It's reasonable to think that Washington residents will sleep better knowing that a drive-by shooter is now behind bars. Nevertheless, the way the case was handled calls into question whether or not the search that turned up the suspect's gun was in fact “reasonable” under the law.
In 2009, Chad Duncan reportedly drove past a Yakima home and fired bullets at it. One of these bullets grazed the head of an occupant. Witnesses called 911 and identified the car as white in color. Shortly thereafter, Duncan's white vehicle was pulled over and officers ordered all three occupants out of the car and handcuffed.
Without a warrant to search the vehicle, police opened the doors of the car. They found shell casings on the floor and a gun between the passenger seat and the door. Duncan was arrested on six counts of first degree assault; and even though his attorneys challenged the legality of the search, their motion to suppress the gun evidence was denied and Duncan was convicted.
Duncan appealed, and the case eventually wound up in the Washington Supreme Court. In the court's ruling, the justices noted one officer's testimony that:

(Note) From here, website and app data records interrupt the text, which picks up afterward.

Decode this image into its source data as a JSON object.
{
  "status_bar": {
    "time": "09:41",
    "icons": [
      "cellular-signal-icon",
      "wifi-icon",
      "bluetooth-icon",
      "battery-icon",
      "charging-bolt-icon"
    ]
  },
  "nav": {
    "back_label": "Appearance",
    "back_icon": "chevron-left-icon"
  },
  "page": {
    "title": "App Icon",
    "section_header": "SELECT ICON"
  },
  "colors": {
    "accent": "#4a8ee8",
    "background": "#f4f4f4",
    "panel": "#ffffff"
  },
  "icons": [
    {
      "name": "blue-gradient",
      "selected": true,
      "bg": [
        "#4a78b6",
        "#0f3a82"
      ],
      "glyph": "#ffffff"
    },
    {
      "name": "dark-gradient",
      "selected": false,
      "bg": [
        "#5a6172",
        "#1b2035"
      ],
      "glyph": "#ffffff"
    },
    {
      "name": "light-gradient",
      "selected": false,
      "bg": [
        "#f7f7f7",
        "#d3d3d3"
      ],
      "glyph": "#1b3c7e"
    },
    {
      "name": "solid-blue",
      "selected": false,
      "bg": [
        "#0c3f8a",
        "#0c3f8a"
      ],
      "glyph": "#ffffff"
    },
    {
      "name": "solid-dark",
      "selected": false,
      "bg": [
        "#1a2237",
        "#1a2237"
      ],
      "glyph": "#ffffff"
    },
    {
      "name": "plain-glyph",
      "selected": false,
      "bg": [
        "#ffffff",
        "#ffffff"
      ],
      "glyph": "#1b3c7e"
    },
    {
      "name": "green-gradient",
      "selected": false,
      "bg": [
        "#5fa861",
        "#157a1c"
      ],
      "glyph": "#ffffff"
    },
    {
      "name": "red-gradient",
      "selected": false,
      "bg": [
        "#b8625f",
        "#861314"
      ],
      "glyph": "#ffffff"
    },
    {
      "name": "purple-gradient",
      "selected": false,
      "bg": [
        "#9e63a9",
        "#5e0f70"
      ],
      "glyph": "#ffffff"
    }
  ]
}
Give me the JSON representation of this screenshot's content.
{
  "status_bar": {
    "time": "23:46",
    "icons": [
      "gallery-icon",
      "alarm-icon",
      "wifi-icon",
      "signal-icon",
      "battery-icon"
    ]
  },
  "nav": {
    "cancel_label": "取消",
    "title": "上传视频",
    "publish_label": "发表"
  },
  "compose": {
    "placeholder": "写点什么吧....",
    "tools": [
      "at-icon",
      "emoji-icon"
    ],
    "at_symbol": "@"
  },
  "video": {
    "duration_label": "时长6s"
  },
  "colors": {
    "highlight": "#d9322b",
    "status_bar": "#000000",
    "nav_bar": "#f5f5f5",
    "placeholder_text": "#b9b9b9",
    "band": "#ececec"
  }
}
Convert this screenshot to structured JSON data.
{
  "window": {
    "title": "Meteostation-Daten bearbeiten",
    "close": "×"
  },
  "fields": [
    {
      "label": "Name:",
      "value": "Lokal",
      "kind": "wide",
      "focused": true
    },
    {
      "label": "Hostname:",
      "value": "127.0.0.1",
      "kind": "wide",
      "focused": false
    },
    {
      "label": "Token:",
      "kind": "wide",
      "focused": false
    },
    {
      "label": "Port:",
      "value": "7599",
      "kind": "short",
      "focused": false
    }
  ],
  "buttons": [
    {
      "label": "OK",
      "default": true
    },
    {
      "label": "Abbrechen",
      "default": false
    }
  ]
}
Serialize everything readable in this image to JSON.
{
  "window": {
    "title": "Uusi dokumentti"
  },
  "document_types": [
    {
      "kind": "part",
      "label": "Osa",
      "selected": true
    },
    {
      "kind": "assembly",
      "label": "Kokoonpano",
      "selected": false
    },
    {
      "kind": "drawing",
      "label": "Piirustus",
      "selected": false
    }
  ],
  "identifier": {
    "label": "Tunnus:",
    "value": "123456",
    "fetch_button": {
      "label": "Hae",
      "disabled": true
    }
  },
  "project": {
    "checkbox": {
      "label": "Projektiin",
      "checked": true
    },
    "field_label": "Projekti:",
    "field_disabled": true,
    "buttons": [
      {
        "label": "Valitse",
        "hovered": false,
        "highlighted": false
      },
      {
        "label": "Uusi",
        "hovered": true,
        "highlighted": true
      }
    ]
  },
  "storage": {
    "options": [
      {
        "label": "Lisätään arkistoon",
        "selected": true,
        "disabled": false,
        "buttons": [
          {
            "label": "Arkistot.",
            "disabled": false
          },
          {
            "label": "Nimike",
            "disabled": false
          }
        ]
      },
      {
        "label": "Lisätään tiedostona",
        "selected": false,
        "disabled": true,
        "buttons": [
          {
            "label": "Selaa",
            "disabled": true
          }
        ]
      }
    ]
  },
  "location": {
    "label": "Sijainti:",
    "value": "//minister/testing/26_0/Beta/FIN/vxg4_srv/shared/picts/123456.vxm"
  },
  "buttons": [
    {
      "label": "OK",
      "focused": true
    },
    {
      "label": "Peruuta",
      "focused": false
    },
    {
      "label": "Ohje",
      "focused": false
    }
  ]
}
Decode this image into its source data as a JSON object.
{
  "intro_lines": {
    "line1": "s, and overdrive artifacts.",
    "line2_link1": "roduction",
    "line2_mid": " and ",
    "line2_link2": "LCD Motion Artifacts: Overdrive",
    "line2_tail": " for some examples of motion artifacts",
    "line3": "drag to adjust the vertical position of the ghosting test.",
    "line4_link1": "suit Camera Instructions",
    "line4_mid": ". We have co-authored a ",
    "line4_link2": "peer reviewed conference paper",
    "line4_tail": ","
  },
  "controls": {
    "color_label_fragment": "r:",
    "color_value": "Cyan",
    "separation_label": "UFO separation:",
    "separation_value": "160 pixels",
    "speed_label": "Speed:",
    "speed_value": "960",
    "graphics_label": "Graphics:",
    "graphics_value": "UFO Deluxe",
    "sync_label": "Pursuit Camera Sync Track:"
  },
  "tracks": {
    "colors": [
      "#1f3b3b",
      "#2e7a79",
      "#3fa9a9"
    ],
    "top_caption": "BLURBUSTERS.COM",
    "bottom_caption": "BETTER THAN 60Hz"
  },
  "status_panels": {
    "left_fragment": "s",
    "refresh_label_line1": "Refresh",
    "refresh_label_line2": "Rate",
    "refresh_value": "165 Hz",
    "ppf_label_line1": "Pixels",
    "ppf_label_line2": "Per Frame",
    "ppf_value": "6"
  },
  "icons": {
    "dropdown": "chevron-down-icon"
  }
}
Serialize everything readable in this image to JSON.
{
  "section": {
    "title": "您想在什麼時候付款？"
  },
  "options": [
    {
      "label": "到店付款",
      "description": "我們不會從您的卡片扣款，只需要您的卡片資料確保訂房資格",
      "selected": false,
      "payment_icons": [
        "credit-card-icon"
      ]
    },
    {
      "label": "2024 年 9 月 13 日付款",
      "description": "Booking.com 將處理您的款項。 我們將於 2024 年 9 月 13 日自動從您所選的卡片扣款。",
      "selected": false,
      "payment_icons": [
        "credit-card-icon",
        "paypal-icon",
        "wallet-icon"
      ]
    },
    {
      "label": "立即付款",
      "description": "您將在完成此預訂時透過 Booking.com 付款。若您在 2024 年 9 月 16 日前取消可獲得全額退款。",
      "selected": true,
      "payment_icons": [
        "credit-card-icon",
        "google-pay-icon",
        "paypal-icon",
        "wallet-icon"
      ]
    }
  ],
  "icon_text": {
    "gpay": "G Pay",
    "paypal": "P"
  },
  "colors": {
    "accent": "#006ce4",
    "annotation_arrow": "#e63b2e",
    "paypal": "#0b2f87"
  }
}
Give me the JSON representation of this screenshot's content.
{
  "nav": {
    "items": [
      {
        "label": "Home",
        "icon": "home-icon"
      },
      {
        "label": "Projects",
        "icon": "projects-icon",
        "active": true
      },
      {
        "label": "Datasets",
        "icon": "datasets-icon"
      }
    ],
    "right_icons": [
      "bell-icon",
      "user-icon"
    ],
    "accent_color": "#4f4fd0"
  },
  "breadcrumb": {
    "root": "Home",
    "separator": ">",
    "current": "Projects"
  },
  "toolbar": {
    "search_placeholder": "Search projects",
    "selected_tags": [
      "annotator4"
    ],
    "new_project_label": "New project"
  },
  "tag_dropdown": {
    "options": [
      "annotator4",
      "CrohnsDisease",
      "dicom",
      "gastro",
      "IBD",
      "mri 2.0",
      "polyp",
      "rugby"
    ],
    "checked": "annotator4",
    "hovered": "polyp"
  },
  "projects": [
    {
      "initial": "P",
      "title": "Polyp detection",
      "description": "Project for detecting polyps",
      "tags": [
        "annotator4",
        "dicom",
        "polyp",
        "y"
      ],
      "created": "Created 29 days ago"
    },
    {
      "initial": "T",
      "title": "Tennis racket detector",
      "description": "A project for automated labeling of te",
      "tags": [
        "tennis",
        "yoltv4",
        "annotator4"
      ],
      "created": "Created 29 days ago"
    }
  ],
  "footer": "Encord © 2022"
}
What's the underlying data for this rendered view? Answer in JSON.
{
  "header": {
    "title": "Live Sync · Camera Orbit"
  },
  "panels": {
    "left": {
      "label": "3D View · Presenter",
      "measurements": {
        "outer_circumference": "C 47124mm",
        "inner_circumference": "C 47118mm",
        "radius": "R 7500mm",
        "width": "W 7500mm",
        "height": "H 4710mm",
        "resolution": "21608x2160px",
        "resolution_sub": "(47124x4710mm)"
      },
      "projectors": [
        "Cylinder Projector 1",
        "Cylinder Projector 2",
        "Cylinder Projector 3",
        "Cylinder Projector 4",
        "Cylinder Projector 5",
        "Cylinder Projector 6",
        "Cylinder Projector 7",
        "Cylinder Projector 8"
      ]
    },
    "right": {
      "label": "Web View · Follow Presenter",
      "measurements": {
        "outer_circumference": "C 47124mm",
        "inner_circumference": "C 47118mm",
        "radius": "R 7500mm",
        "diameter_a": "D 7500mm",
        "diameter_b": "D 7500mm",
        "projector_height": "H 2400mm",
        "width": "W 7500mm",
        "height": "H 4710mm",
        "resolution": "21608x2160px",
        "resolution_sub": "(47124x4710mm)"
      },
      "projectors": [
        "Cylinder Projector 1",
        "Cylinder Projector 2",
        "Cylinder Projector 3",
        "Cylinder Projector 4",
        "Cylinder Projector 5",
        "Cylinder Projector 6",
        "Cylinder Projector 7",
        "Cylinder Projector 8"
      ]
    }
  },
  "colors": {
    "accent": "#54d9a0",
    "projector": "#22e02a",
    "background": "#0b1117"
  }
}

“he saw shell casings and decided to search the car in order ‘to make sure we weren't going to [be] towing a car with a handgun inside that could possibly discharge.'”
According to the ruling, the trial judge:
“… also found the sweep of the car and the seizure of the gun were lawful because of the danger posed by an unsecured weapon in a car as it is being towed.”
Because of this exception, the Supreme Court ruled that the search was admissible and that Duncan's conviction was affirmed.
But one question remains unanswered: was there really a threat of the firearm discharging by itself while the vehicle was being towed?
No specific case of this type of occurrence was cited in the Supreme Court ruling; the police and judges seemed to simply accept this argument on its face. However, weapons experts note that all handguns manufactured in recent years are certified as “drop safe,” meaning that they have passed “drop tests” and will not go off by themselves. As one weapons consultant adds:
“[The] odds of a gun firing without being dropped are a statistical zero.”
The vast majority of unintentional weapon discharges involve someone placing their finger on the trigger (accidentally or purposely) – which would not have happened in an empty towed vehicle. But if most or all of your knowledge of firearms consists of what you watch on TV or in the movies, then you might actually think that guns frequently “go off” by themselves.
Again, it's not unlikely that Duncan's conviction would have been upheld on other grounds. But the laws are intended to be applied to every Washington resident – even if they are accused of a drive-by shooting – so this high court ruling based on a false premise should be a bit disconcerting to people who advocate justice and equality under the law.